From the desk of The Curve Foundation’s Executive Director, Jasmine Sudarkasa.

The legacy of Curve has always been to be seen, authentically, for all of the ordinary and extraordinary stories that a life can hold. It celebrates the distinct cultural impact of lesbians and creates a public square to hash out the more difficult edges of being a community.

In Curve, visibility is being seen and heard: journalists, musicians and athletes told their stories alongside the everyday Curve reader. These women and people were co-creating a record of a moment in time, and our work — now — is to reflect the longevity of that vision.

Curve: Now and then

The work of the Curve Foundation is embedded in its mission: we share culture and stories, connect with each other and raise the visibility of lesbians and queer people. We’ve built our programming around these three pillars: culture, connection and visibility – and each of our first three years has been dedicated to an individual pillar of focus.

In our first year, we focused on connection: traveling to queer events, making ourselves known to our peers in the work, and leaning on our archive to connect the dots (and intersections) between the many members of our community. It felt ambitious to try to align lesbians, non-binary people, bisexual women, and trans people around a common goal, but certainly worth a try. We celebrated heritage months and published new voices at, because (as a Black woman) it mattered to me that those who embody my queerness saw themselves here, too.

But questions came up, time and time again, about where People of Color might locate themselves in Curve’s history. Folks couldn’t connect with our work because they couldn’t see themselves in it — we learned that words were not enough. Visibility, and action, needed to be considered.

So, in our second year, we worked to share culture and stories. Difficult conversations needed to be had. We asked ourselves: ‘Where would the community go if we let ourselves talk, unencumbered by a need to explain our intersections or hide our scars?’ Perhaps we could do the work of connection by sharing culture and stories, visibly, for our community and those seeking to join it. Even within our intersections, we needed to be seen for ourselves.

We launched Beyond the Rainbow to celebrate Lesbian Visibility Week 2022. On Zoom, we started a conversation in a new public square, intended to go beyond the ‘rainbow Pride’ consciousness that tends to lump us all together: yes, we can organize ourselves around the labels of “woman” or “latinx,” but what are the rougher edges that we skim past to do so? We spent 2022 in a conversation that went to the marrow of culture, and story, and we learned that our folks have a tolerance (and deep desire) to talk about hard things.

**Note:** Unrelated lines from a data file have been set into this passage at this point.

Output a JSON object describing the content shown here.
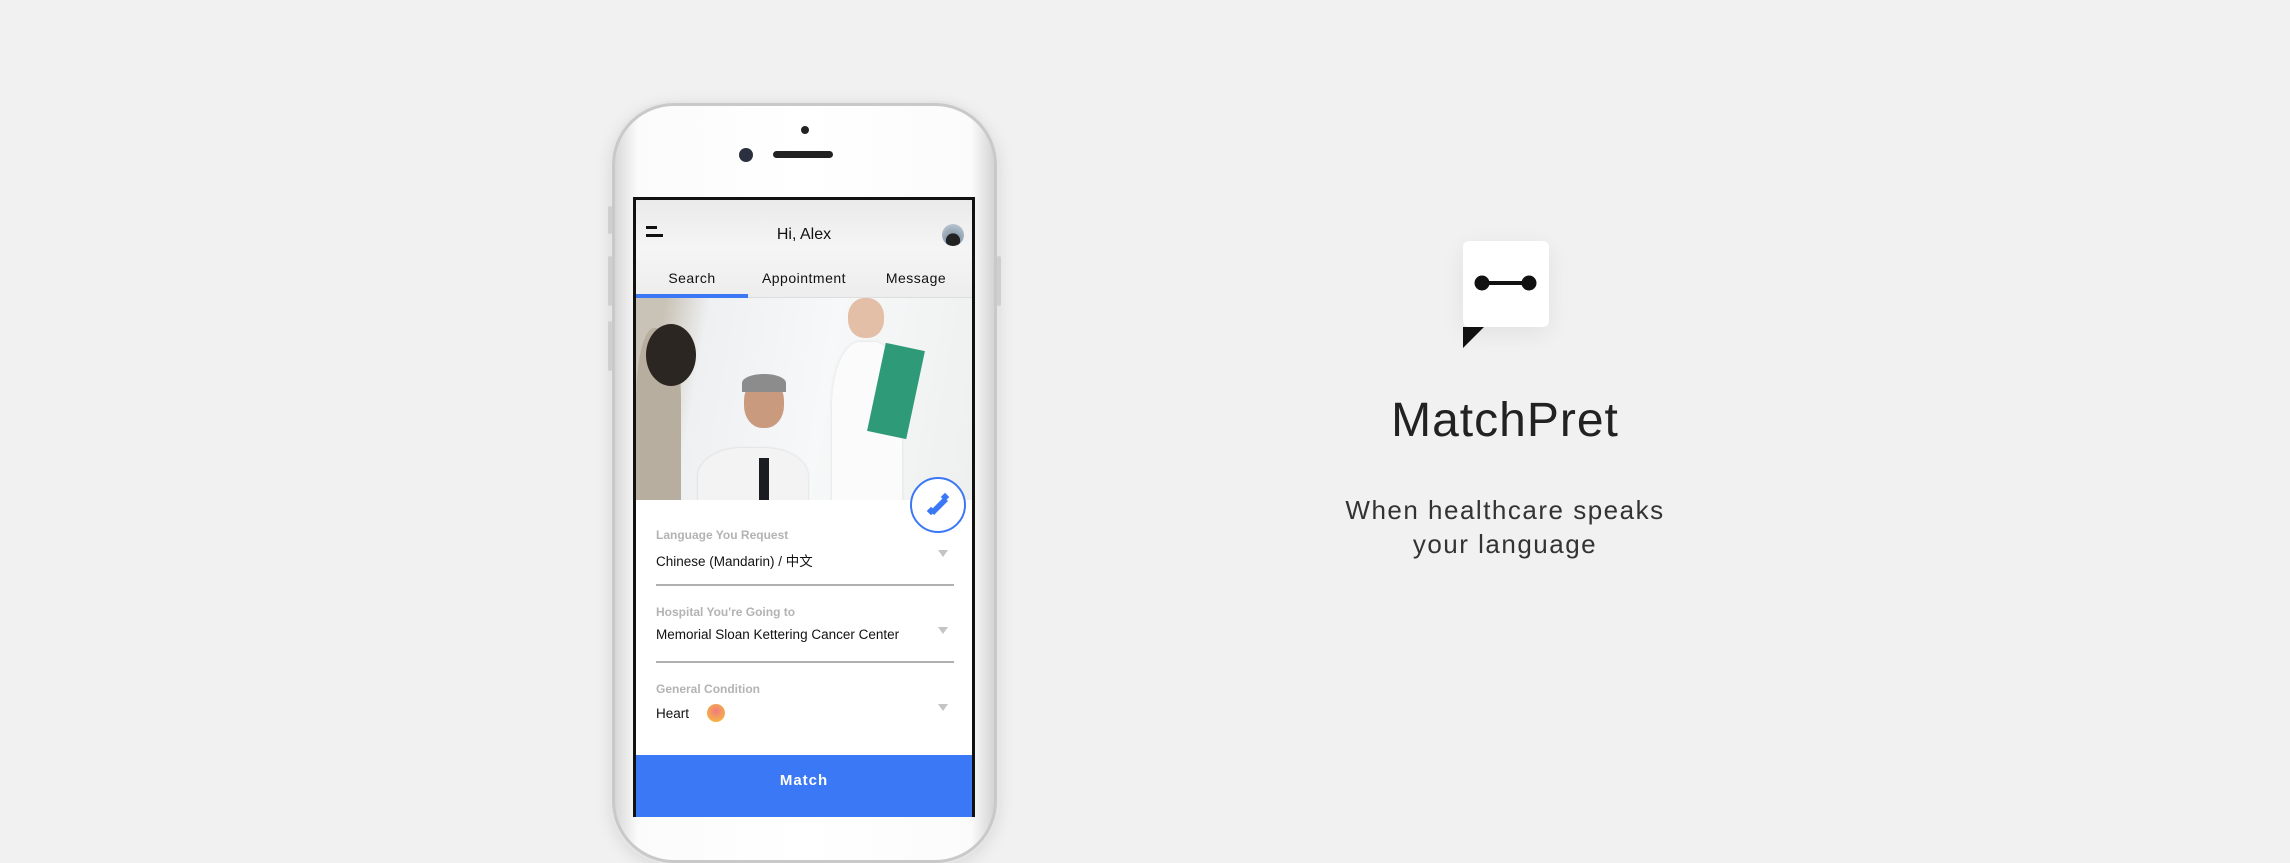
{
  "app": {
    "greeting": "Hi, Alex",
    "tabs": [
      {
        "label": "Search"
      },
      {
        "label": "Appointment"
      },
      {
        "label": "Message"
      }
    ],
    "active_tab": "Search",
    "fields": [
      {
        "label": "Language You Request",
        "value": "Chinese (Mandarin) / 中文"
      },
      {
        "label": "Hospital You're Going to",
        "value": "Memorial Sloan Kettering Cancer Center"
      },
      {
        "label": "General Condition",
        "value": "Heart"
      }
    ],
    "match_label": "Match"
  },
  "brand": {
    "name": "MatchPret",
    "tagline_line1": "When healthcare speaks",
    "tagline_line2": "your language"
  },
  "colors": {
    "accent": "#3b78f5",
    "background": "#f1f1f1"
  }
}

At the start of our third year, I’m reflecting on the final piece of our mission, visibility, and what we’ve learned about being seen along the way.

When folks reduce Curve to its cover stars, they see a one-dimensional vision of white, thin, cis-presenting lesbianism. If we remove Curve from its context, we forget what the publication means in the history of lesbian self-identity and the visible, messy steps that progress often takes. Our history has taught us that connection requires visibility, but that without culture, nuance, and story we cannot really see each other.

This is why we’ve decided to launch Curve as a digital quarterly that recreates our public square for today’s context. Our hope is that it can be another place to explore visibility, culture and story, and we’ve asked Curve’s last editor-in-chief Merryn Johns to take the helm and guide us. It’s digital, slower than the news, and focused on the joyful ties and edges between us.

A co-created vision

When we center connection, share culture and stories, and allow ourselves to be visible in our humanity, we see a vision of a future that is as ordinary as it is extraordinary. Long before social media, Curve was a testament to how incredible visible ordinariness could be. To see ourselves, fully, and find our community, is the first step towards organizing ourselves around joy.

As a foundation, we’re dreaming and organizing around a future beyond visibility: one where we can embody our most human selves, both ordinary and exceptional, and one where we can always find each other.